Spanning 3 Centuries
Snowdon Mountain Railway is exceptional in that it was the first railway to be built in the UK with the main objective being the carriage of tourists.
Since 1869 a new branch line of the London and North Western Railway from Caernarfon to Llanberis had brought people to the foot of Snowdon, however, the only way to reach the peak then was to walk or take a donkey ride, so it was declared that the next extension must go to the top of Snowdon.
The local landowner George William Duff Assheton Smith thought a railway would spoil the scenery and turned down every proposal for the next twenty years but then a rival plan to build a railway to the summit of Snowdon, from Rhyd Ddu station on the other side of the mountain, brought fears that Llanberis would lose its tourist trade forever.
With this in mind Assheton Smith changed his decision and allowed the land to be used and on the 16th November 1894 the Snowdon Mountain Tramroad and Hotels Co. Ltd was formed to build the railway.
To ensure the trains were able to embark upon the steep and continual gradients of Snowdon safely, the newly formed Snowdon Mountain Tramroad and Hotels Co. Ltd went to Switzerland to find the best mountain railway technology. A German engineer, Dr. Roman Abt, had patented a rack and pinion system that was being used reliably in the Swiss Alps. Whilst in Switzerland the company purchased three steam locomotives and they arrived in Llanberis in 1895 to help with the construction, a further two trains arrived in 1896 when the railway opened.
Smooth and constant operation when tackling the steep gradients is achieved by a double racked rail used with a rotating toothed pinion. The pinion is mounted underneath the locomotive and guarantees the locomotive does not lose grip on the mountain. The pinion is the only source of traction for the locomotive with the wheels supporting the weight of the engine. Unique to rack railways, the locomotive always pushes the carriage up the mountain and, for safety reasons, is never coupled to the train. The carriage has its own set of brakes that bring the carriage to a standstill if it disengages from the locomotive.
The building of the railway
The first sod was cut at Llanberis station by Assheton Smith’s daughter Enid in December 1894. The railway was due to be ready for summer 1895 however, the harsh winter of 1894 was one of the worst in living memory, and the construction of the two large viaducts between Llanberis and the waterfall took much longer than expected and they were not completed until August 1895. Once the viaducts were completed the remaining track to the Summit was laid in a remarkable 72 days and the first train reached the summit in January 1896. With the remaining work on fencing and signals then being finished the railway was ready to open to the public at Easter 1896.
Locomotive number one, L.A.D.A.S., was named after Laura Alice Duff Assheton Smith, the wife of the local landowner. Arrived in 1895 and played a pivotal role in the construction process. L.A.D.A.S. is no longer in service.

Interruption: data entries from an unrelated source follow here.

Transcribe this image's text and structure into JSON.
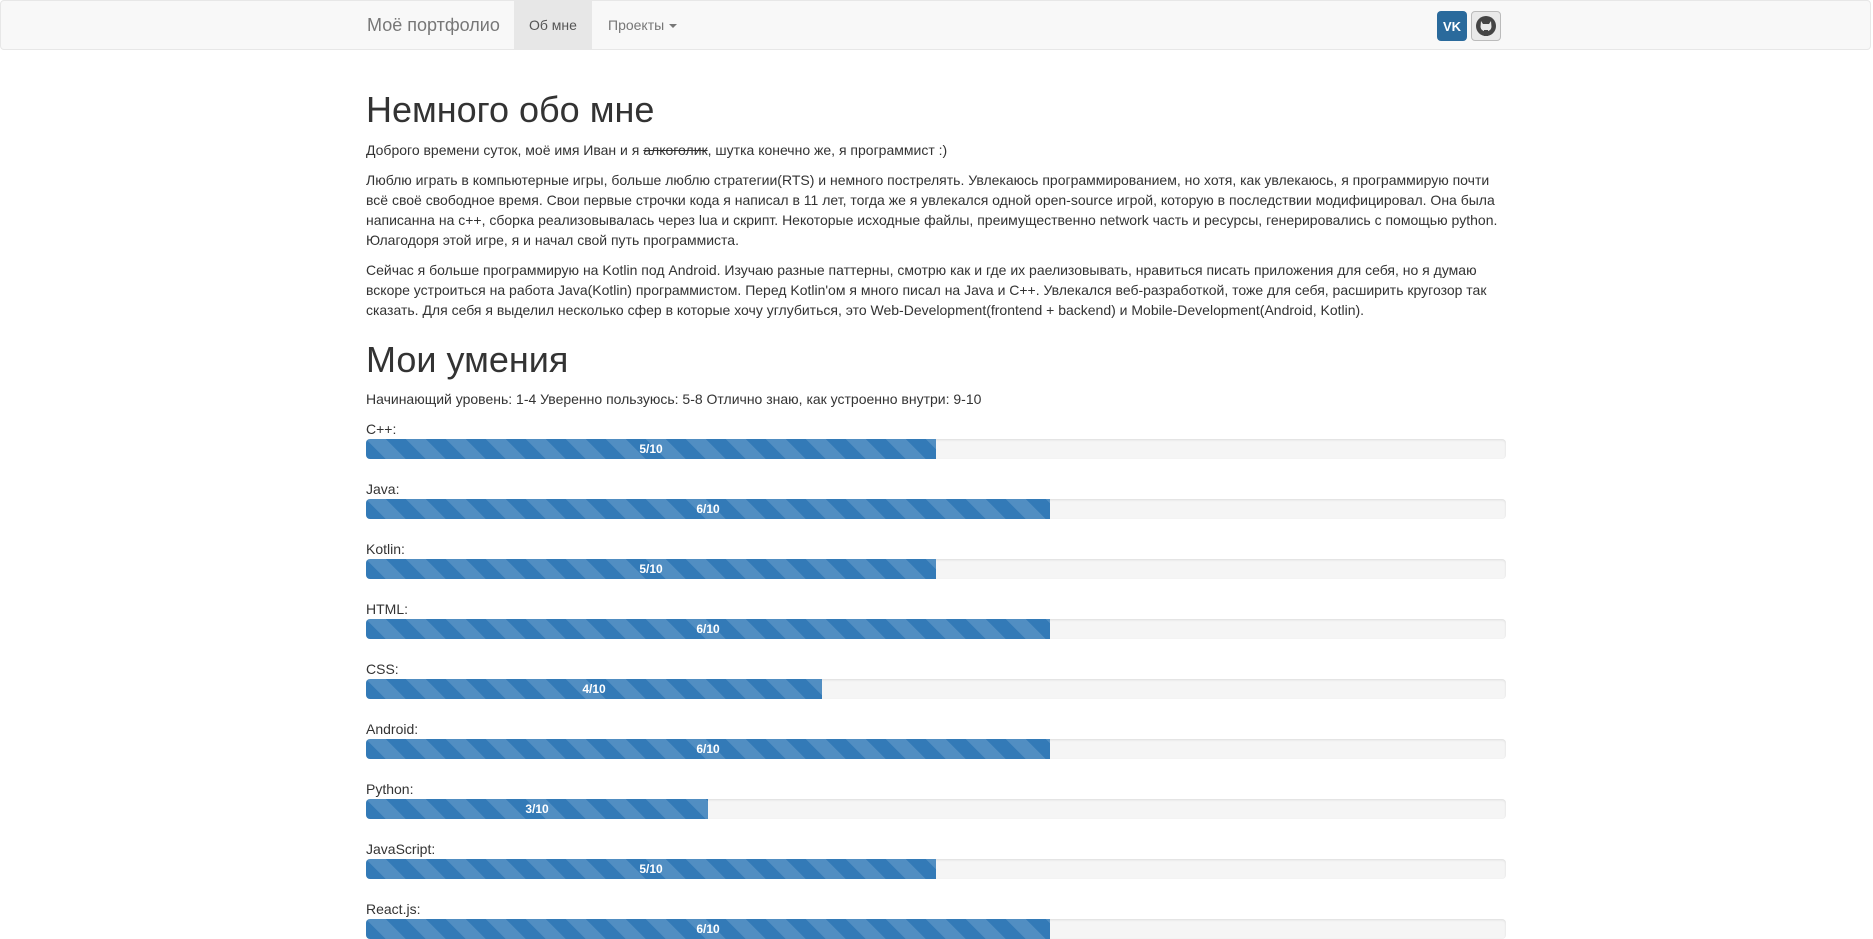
{
  "navbar": {
    "brand": "Моё портфолио",
    "items": [
      {
        "label": "Об мне",
        "active": true
      },
      {
        "label": "Проекты",
        "dropdown": true
      }
    ],
    "social": [
      {
        "name": "vk-icon",
        "label": "VK"
      },
      {
        "name": "github-icon",
        "label": ""
      }
    ]
  },
  "about": {
    "title": "Немного обо мне",
    "intro_before": "Доброго времени суток, моё имя Иван и я ",
    "intro_strike": "алкоголик",
    "intro_after": ", шутка конечно же, я программист :)",
    "p1": "Люблю играть в компьютерные игры, больше люблю стратегии(RTS) и немного пострелять. Увлекаюсь программированием, но хотя, как увлекаюсь, я программирую почти всё своё свободное время. Свои первые строчки кода я написал в 11 лет, тогда же я увлекался одной open-source игрой, которую в последствии модифицировал. Она была написанна на с++, сборка реализовывалась через lua и скрипт. Некоторые исходные файлы, преимущественно network часть и ресурсы, генерировались с помощью python. Юлагодоря этой игре, я и начал свой путь программиста.",
    "p2": "Сейчас я больше программирую на Kotlin под Android. Изучаю разные паттерны, смотрю как и где их раелизовывать, нравиться писать приложения для себя, но я думаю вскоре устроиться на работа Java(Kotlin) программистом. Перед Kotlin'ом я много писал на Java и С++. Увлекался веб-разработкой, тоже для себя, расширить кругозор так сказать. Для себя я выделил несколько сфер в которые хочу углубиться, это Web-Development(frontend + backend) и Mobile-Development(Android, Kotlin)."
  },
  "skills": {
    "title": "Мои умения",
    "legend": "Начинающий уровень: 1-4 Уверенно пользуюсь: 5-8 Отлично знаю, как устроенно внутри: 9-10",
    "max": 10,
    "items": [
      {
        "label": "C++:",
        "value": 5,
        "text": "5/10"
      },
      {
        "label": "Java:",
        "value": 6,
        "text": "6/10"
      },
      {
        "label": "Kotlin:",
        "value": 5,
        "text": "5/10"
      },
      {
        "label": "HTML:",
        "value": 6,
        "text": "6/10"
      },
      {
        "label": "CSS:",
        "value": 4,
        "text": "4/10"
      },
      {
        "label": "Android:",
        "value": 6,
        "text": "6/10"
      },
      {
        "label": "Python:",
        "value": 3,
        "text": "3/10"
      },
      {
        "label": "JavaScript:",
        "value": 5,
        "text": "5/10"
      },
      {
        "label": "React.js:",
        "value": 6,
        "text": "6/10"
      }
    ]
  },
  "colors": {
    "bar": "#337ab7",
    "track": "#f5f5f5",
    "vk": "#2a6a9c"
  }
}
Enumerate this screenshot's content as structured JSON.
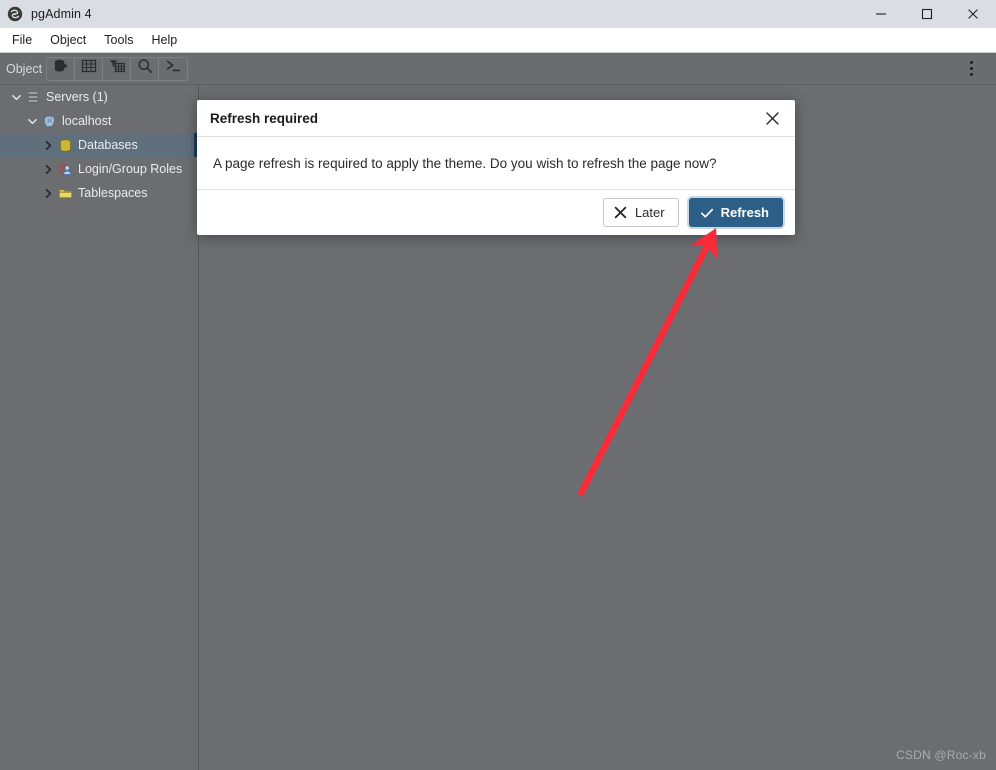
{
  "window": {
    "title": "pgAdmin 4",
    "app_icon": "pgadmin-elephant-icon",
    "controls": {
      "minimize": "minimize-icon",
      "maximize": "maximize-icon",
      "close": "close-icon"
    }
  },
  "menubar": {
    "items": [
      {
        "label": "File"
      },
      {
        "label": "Object"
      },
      {
        "label": "Tools"
      },
      {
        "label": "Help"
      }
    ]
  },
  "toolbar": {
    "label": "Object",
    "buttons": [
      {
        "name": "query-tool-button",
        "icon": "database-play-icon"
      },
      {
        "name": "view-data-button",
        "icon": "table-grid-icon"
      },
      {
        "name": "filtered-rows-button",
        "icon": "filter-table-icon"
      },
      {
        "name": "search-objects-button",
        "icon": "search-icon"
      },
      {
        "name": "psql-tool-button",
        "icon": "terminal-icon"
      }
    ],
    "overflow_menu": "kebab-menu-icon"
  },
  "sidebar": {
    "tree": [
      {
        "label": "Servers (1)",
        "icon": "servers-icon",
        "indent": 0,
        "expanded": true,
        "selected": false
      },
      {
        "label": "localhost",
        "icon": "postgres-server-icon",
        "indent": 1,
        "expanded": true,
        "selected": false
      },
      {
        "label": "Databases",
        "icon": "databases-icon",
        "indent": 2,
        "expanded": false,
        "selected": true
      },
      {
        "label": "Login/Group Roles",
        "icon": "roles-icon",
        "indent": 2,
        "expanded": false,
        "selected": false
      },
      {
        "label": "Tablespaces",
        "icon": "tablespaces-icon",
        "indent": 2,
        "expanded": false,
        "selected": false
      }
    ]
  },
  "dialog": {
    "title": "Refresh required",
    "message": "A page refresh is required to apply the theme. Do you wish to refresh the page now?",
    "close_icon": "close-icon",
    "buttons": {
      "later": {
        "label": "Later",
        "icon": "cross-icon"
      },
      "refresh": {
        "label": "Refresh",
        "icon": "check-icon"
      }
    }
  },
  "annotation": {
    "arrow_color": "#f92b38",
    "arrow_from": "580,495",
    "arrow_to": "716,224"
  },
  "watermark": {
    "text": "CSDN @Roc-xb"
  },
  "colors": {
    "titlebar_bg": "#dadde1",
    "menubar_bg": "#ffffff",
    "toolbar_bg": "#6a6c70",
    "content_bg": "#6b6d71",
    "tree_selected_bg": "#5f6f7c",
    "primary_button_bg": "#2c5f87",
    "dialog_bg": "#ffffff"
  }
}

Locomotive number two, Enid, was named after Assheton Smith’s daughter who cut the first sod at Llanberis in 1894. Enid is still in service today and it is estimated that she has covered enough miles in her history to reach the moon and back four times.
Locomotive number five, Moel Siabod, is named after a neighbouring mountain and is out of service at present.
Locomotive number four, Snowdon, is named after the mountain and arrived in 1896 when the railway opened. Snowdon is also still in service today.
Locomotive number five, Moel Siabod, is named after a neighbouring mountain and is out of service at present awaiting boiler repairs.
In 1922/23 a further three locomotives (six, seven and eight) were ordered from the Swiss locomotive and machine works Winterthur.
Locomotive number six, Padarn, is named after the lower lake in Llanberis and is still in service today.
Locomotive number seven, Ralph, is named after the one time company consulting engineer Ralph Sadler. It was removed from service and dismantled in the 1980’s.
Locomotive number eight, Eryri, is the Welsh name for Snowdonia. It was also removed from service and dismantled in the 1980’s.
Between 1986 and 1992 the company took delivery of 4 British built diesel locomotives. The names of the diesels are: Ninian, Yeti, Peris and George.
The original carriages were open above the waist and had canvas curtains, which provided little protection against the elements. Between 1951 and 1957 the superstructure of the original carriages was modified to produce the enclosed bodies. In earlier times, pictures showed the trains pushing two carriages; the rear carriage was roofed with canvas curtains.
On Monday 5th November Snowdon Mountain Railway took delivery of the first of four new passenger carriages which will enter service in 2013.
These new coaches have been designed and built in the UK by a partnership between Garmendale Engineering Limited of Ilkeston, Derbyshire and the Hunslet Engine Company, to a performance specification defined and project managed by the Railway.
a lifetime Click here for details.